Canada's lost music

Elaine Keillor's research uncovers thousands of early music scores that bring to life the history of Canadian music

Date published: 2006-04-27 10:27:08 AM

When Elaine Keillor started the huge task of unearthing Canada's rich musical past, most of the artifacts—the manuscripts, recordings, photographs—were mouldering in basements, attics, garages, and archives across the country.

Keillor, a music professor at Carleton University and co-founder of the Canadian Musical Heritage Society (CMHS), first got interested in saving this little known part of Canada's heritage in the late 1970s while doing research for an encyclopaedia of Canadian music.

"There were so many cases where we found references to works of music and titles, but no one had any idea where these pieces were or even if there were still any existing copies," says Keillor. "Many of these works hadn't been played for more than 100 years, and we began to feel that the country was being robbed of an important part of its heritage."

So with funding from SSHRC, Keillor and the CMHS started looking for Canada's lost music. Two decades later, the CMHS has completed a comprehensive anthology of pre-1950 Canadian music. Along the way, the society tracked down some 22,000 compositions. The anthology includes: seven volumes of choral music; four volumes of songs; three volumes each of piano music, music for orchestra, and chamber music; two volumes each of music for organ and music for band; and one volume of operas and operettas.

To bring this unique piece of Canadian history to a wider audience, Keillor and the CMHS recorded CDs of many of the compositions in this great collection. They've also set up a distribution service to supply copies of compositions to institutions, musicians, educators, and the general public.

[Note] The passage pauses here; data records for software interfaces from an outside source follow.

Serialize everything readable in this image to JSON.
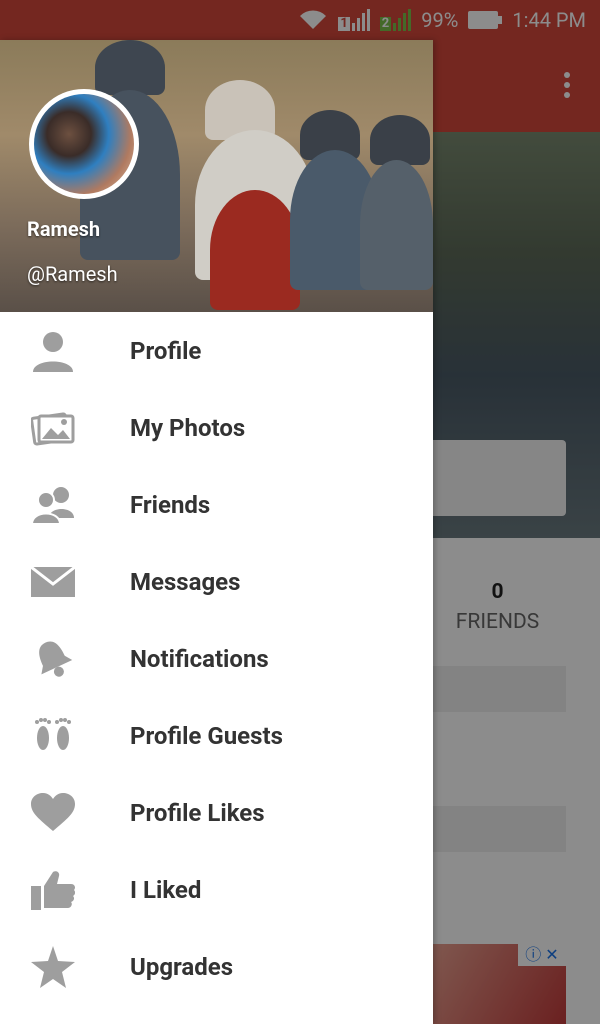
{
  "status_bar": {
    "battery": "99%",
    "time": "1:44 PM",
    "sim1": "1",
    "sim2": "2"
  },
  "drawer": {
    "user_name": "Ramesh",
    "user_handle": "@Ramesh",
    "items": [
      {
        "label": "Profile",
        "icon": "person-icon"
      },
      {
        "label": "My Photos",
        "icon": "photos-icon"
      },
      {
        "label": "Friends",
        "icon": "friends-icon"
      },
      {
        "label": "Messages",
        "icon": "envelope-icon"
      },
      {
        "label": "Notifications",
        "icon": "bell-icon"
      },
      {
        "label": "Profile Guests",
        "icon": "footprints-icon"
      },
      {
        "label": "Profile Likes",
        "icon": "heart-icon"
      },
      {
        "label": "I Liked",
        "icon": "thumbs-up-icon"
      },
      {
        "label": "Upgrades",
        "icon": "star-icon"
      }
    ]
  },
  "background": {
    "friends_count": "0",
    "friends_label": "FRIENDS"
  },
  "colors": {
    "accent": "#d4473b",
    "icon_gray": "#9e9e9e",
    "label_text": "#333333"
  }
}
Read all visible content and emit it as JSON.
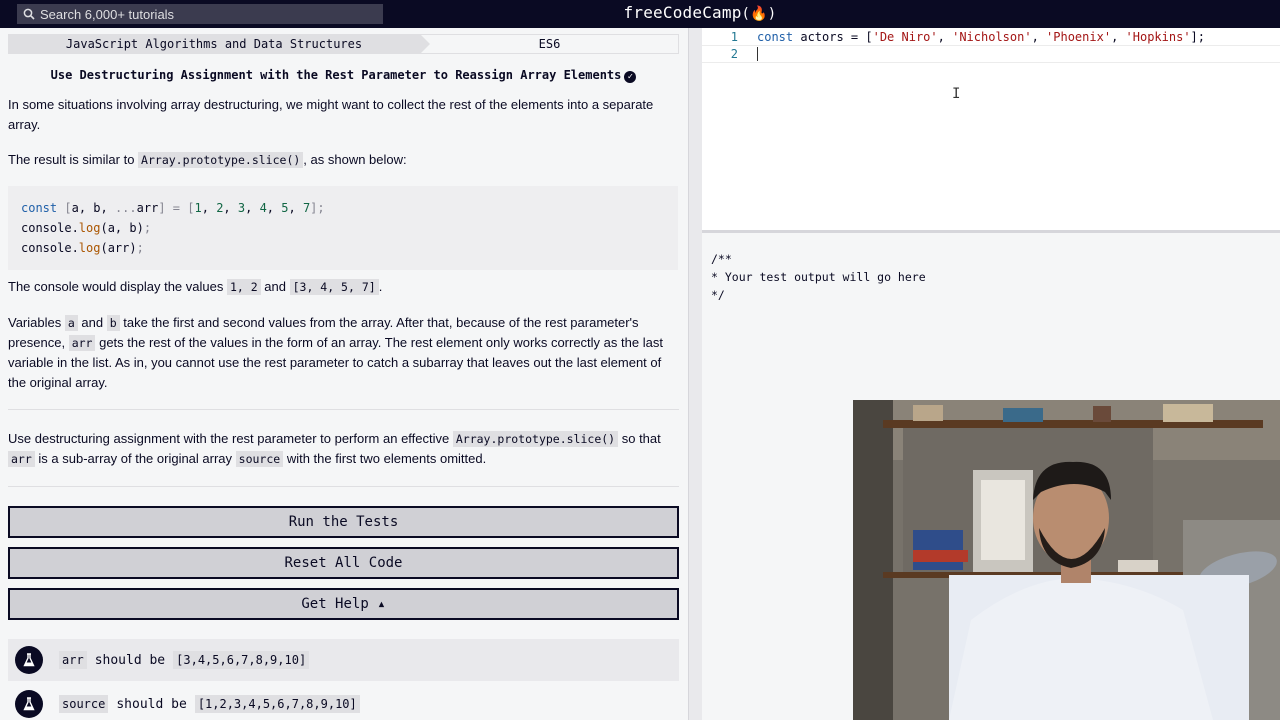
{
  "nav": {
    "search_placeholder": "Search 6,000+ tutorials",
    "logo_text": "freeCodeCamp",
    "logo_flame": "(🔥)"
  },
  "breadcrumb": {
    "superblock": "JavaScript Algorithms and Data Structures",
    "block": "ES6"
  },
  "challenge": {
    "title": "Use Destructuring Assignment with the Rest Parameter to Reassign Array Elements",
    "p1": "In some situations involving array destructuring, we might want to collect the rest of the elements into a separate array.",
    "p2_before": "The result is similar to ",
    "p2_code": "Array.prototype.slice()",
    "p2_after": ", as shown below:",
    "example_lines": [
      "const [a, b, ...arr] = [1, 2, 3, 4, 5, 7];",
      "console.log(a, b);",
      "console.log(arr);"
    ],
    "p3_before": "The console would display the values ",
    "p3_code1": "1, 2",
    "p3_mid": " and ",
    "p3_code2": "[3, 4, 5, 7]",
    "p3_after": ".",
    "p4_a": "Variables ",
    "p4_code_a": "a",
    "p4_b": " and ",
    "p4_code_b": "b",
    "p4_c": " take the first and second values from the array. After that, because of the rest parameter's presence, ",
    "p4_code_arr": "arr",
    "p4_d": " gets the rest of the values in the form of an array. The rest element only works correctly as the last variable in the list. As in, you cannot use the rest parameter to catch a subarray that leaves out the last element of the original array.",
    "p5_a": "Use destructuring assignment with the rest parameter to perform an effective ",
    "p5_code1": "Array.prototype.slice()",
    "p5_b": " so that ",
    "p5_code2": "arr",
    "p5_c": " is a sub-array of the original array ",
    "p5_code3": "source",
    "p5_d": " with the first two elements omitted."
  },
  "buttons": {
    "run": "Run the Tests",
    "reset": "Reset All Code",
    "help": "Get Help ▴"
  },
  "tests": [
    {
      "code1": "arr",
      "mid": "should be",
      "code2": "[3,4,5,6,7,8,9,10]"
    },
    {
      "code1": "source",
      "mid": "should be",
      "code2": "[1,2,3,4,5,6,7,8,9,10]"
    }
  ],
  "editor": {
    "line_numbers": [
      "1",
      "2"
    ],
    "line1_kw": "const",
    "line1_var": " actors = [",
    "line1_s1": "'De Niro'",
    "line1_s2": "'Nicholson'",
    "line1_s3": "'Phoenix'",
    "line1_s4": "'Hopkins'",
    "line1_end": "];",
    "comma": ", "
  },
  "output": {
    "text": "/**\n* Your test output will go here\n*/"
  },
  "colors": {
    "nav_bg": "#0a0a23",
    "panel_bg": "#f5f6f7",
    "button_bg": "#d0d0d5"
  }
}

"Music is probably the one artistic practice that had the greatest impact on the pioneers of this country," reflects Keillor. "We see so much of the personality, concerns, and values of the early settlers reflected in their music. It really is an incredible way to get to know our history."

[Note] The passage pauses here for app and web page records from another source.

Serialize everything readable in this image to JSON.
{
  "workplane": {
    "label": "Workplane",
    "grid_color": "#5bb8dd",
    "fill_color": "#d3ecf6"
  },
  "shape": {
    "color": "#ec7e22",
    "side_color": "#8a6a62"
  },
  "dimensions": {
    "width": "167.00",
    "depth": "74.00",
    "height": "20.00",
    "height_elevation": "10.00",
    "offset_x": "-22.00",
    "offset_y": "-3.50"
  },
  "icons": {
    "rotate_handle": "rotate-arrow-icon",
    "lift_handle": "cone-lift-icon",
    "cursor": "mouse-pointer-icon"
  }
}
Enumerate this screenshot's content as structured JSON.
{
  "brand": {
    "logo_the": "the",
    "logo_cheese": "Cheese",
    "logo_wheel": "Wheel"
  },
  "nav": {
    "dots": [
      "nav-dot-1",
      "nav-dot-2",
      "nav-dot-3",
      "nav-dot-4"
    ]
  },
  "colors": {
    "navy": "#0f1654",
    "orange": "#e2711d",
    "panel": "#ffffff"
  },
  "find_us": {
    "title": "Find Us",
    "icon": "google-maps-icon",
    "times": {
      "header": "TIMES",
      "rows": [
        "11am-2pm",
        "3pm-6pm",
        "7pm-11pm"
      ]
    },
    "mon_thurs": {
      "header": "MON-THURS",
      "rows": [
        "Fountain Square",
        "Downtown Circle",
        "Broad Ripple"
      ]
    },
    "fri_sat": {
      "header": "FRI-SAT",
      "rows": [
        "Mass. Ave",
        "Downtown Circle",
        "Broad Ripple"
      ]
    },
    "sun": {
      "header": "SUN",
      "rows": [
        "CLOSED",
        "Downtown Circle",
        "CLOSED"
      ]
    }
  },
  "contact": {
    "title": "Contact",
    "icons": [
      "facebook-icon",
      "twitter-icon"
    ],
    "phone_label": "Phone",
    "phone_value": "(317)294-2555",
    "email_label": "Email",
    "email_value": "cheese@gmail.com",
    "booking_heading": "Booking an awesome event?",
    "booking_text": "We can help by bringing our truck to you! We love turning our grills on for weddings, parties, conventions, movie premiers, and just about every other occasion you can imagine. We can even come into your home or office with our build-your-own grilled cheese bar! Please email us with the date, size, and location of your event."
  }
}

Elaine Keillor's contribution to Canadian heritage earned her the first Canadian Women's Mentor Award in Arts and Culture in 1999. She has received three grants from SSHRC.